One of the best examples of how the drug war provides an outlet for racist cops occurred a few years ago in Tulia, Texas. Law-enforcement personnel busted 46 local residents for drug offenses, 40 of whom were black and the rest were Hispanics or whites who were dating blacks. The bust was based on the uncorroborated testimony of a highly decorated white law-enforcement officer.

Some of the defendants were sentenced to prison terms, one for 99 years. (Hey, who are you going to believe in a drug case — some poor blacks or a highly decorated white police officer?) Others pled guilty and received jail terms. Others got probation.

What better way to remove blacks from a community or at least deprive them of the right to vote than that?

Gradually, however, doubts about the undercover cop’s credibility began to surface. Some of the defendants were ultimately cleared of any wrongdoing. Others have been freed on bond. It is unlikely that any of them will ever go to jail, especially since the state has stipulated in open court that the undercover cop is not a credible witness after all.

What happened in Tulia, however, is just one part of a very big problem — the racism that has long been an inherent part of the war on drugs, a war that should have been ended long ago.

For more information on the racist aspects of the war on drugs, see these excellent perspectives on the website of the Drug Policy Alliance:

The Racial History of U.S. Drug Prohibition

Report Shows Racial Impact of Drug War Policies in Counties Across U.S

A New Slavery

Unequal Under Law: Race in the War on Drugs

Tulia, Texas

This post was written by:

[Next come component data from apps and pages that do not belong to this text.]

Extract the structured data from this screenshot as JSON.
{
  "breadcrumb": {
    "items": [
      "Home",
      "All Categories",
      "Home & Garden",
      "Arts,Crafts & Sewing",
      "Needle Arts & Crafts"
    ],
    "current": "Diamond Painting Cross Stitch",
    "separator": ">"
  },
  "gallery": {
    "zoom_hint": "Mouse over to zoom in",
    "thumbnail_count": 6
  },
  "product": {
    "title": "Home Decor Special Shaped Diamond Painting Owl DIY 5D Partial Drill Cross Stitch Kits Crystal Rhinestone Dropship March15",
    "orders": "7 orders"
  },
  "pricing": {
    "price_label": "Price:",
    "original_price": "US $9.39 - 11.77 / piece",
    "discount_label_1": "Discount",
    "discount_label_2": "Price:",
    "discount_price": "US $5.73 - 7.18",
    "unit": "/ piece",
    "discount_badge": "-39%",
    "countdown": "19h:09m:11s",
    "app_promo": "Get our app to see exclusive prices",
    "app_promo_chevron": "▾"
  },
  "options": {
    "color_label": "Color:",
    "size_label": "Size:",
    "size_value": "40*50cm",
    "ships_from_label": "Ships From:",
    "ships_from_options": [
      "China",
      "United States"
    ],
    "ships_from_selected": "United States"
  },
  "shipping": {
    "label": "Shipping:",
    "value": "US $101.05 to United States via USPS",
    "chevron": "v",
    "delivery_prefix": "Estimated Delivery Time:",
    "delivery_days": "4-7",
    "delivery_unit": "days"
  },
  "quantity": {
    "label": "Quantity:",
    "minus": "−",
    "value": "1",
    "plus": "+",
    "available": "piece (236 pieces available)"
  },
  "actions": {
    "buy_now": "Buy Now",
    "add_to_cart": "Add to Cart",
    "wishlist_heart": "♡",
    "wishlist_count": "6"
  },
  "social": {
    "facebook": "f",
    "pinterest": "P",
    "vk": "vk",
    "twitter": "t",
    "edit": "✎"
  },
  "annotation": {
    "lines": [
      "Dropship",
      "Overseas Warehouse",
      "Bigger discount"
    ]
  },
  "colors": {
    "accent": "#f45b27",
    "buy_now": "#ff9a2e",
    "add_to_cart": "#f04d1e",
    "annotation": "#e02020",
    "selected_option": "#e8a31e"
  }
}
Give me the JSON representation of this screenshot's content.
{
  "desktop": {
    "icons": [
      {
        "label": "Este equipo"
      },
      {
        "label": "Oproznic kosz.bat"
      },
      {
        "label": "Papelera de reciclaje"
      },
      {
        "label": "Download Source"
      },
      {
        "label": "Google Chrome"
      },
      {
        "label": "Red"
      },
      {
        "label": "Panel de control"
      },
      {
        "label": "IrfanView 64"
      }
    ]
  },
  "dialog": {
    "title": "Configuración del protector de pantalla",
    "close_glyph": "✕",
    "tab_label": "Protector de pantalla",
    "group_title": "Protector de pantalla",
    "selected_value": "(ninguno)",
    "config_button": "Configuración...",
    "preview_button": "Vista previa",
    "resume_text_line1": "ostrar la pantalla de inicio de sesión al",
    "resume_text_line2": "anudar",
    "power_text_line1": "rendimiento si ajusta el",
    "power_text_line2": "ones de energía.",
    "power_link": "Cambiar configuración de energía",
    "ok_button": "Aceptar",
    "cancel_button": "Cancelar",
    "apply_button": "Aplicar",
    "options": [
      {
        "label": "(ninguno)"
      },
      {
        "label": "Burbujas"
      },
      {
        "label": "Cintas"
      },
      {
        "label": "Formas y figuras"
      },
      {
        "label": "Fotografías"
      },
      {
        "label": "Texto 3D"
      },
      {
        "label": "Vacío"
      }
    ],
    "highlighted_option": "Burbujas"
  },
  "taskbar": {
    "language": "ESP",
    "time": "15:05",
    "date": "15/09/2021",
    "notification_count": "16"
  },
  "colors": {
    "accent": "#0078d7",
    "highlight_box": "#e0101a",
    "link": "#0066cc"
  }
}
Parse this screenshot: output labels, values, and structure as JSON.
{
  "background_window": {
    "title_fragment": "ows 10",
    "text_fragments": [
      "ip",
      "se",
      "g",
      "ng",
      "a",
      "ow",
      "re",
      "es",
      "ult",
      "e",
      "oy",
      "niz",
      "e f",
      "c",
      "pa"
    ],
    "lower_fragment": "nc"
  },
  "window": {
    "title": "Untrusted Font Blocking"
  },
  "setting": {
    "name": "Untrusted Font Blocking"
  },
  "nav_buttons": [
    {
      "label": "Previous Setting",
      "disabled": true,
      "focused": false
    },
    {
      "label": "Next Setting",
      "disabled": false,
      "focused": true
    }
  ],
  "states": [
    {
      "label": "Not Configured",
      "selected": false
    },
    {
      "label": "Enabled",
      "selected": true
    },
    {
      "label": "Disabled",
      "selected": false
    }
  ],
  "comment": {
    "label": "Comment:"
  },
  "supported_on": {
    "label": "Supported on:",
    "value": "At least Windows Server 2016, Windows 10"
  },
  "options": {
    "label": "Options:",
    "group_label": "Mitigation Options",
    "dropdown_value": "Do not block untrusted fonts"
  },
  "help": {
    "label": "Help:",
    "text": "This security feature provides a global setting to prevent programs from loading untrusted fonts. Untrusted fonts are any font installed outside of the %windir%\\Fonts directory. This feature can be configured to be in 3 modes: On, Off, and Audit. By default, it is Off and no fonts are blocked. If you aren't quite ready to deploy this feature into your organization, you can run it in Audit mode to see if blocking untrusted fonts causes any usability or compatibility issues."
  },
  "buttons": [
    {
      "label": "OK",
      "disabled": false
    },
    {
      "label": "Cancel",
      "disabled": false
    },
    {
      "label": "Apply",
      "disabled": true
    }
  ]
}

Jacob G. Hornberger is founder and president of The Future of Freedom Foundation. He was born and raised in Laredo, Texas, and received his B.A. in economics from Virginia Military Institute and his law degree from the University of Texas. He was a trial attorney for twelve years in Texas. He also was an adjunct professor at the University of Dallas, where he taught law and economics. In 1987, Mr. Hornberger left the practice of law to become director of programs at the Foundation for Economic Education. He has advanced freedom and free markets on talk-radio stations all across the country as well as on Fox News’ Neil Cavuto and Greta van Susteren shows and he appeared as a regular commentator on Judge Andrew Napolitano’s show Freedom Watch. View these interviews at LewRockwell.com and from Full Context. Send him email.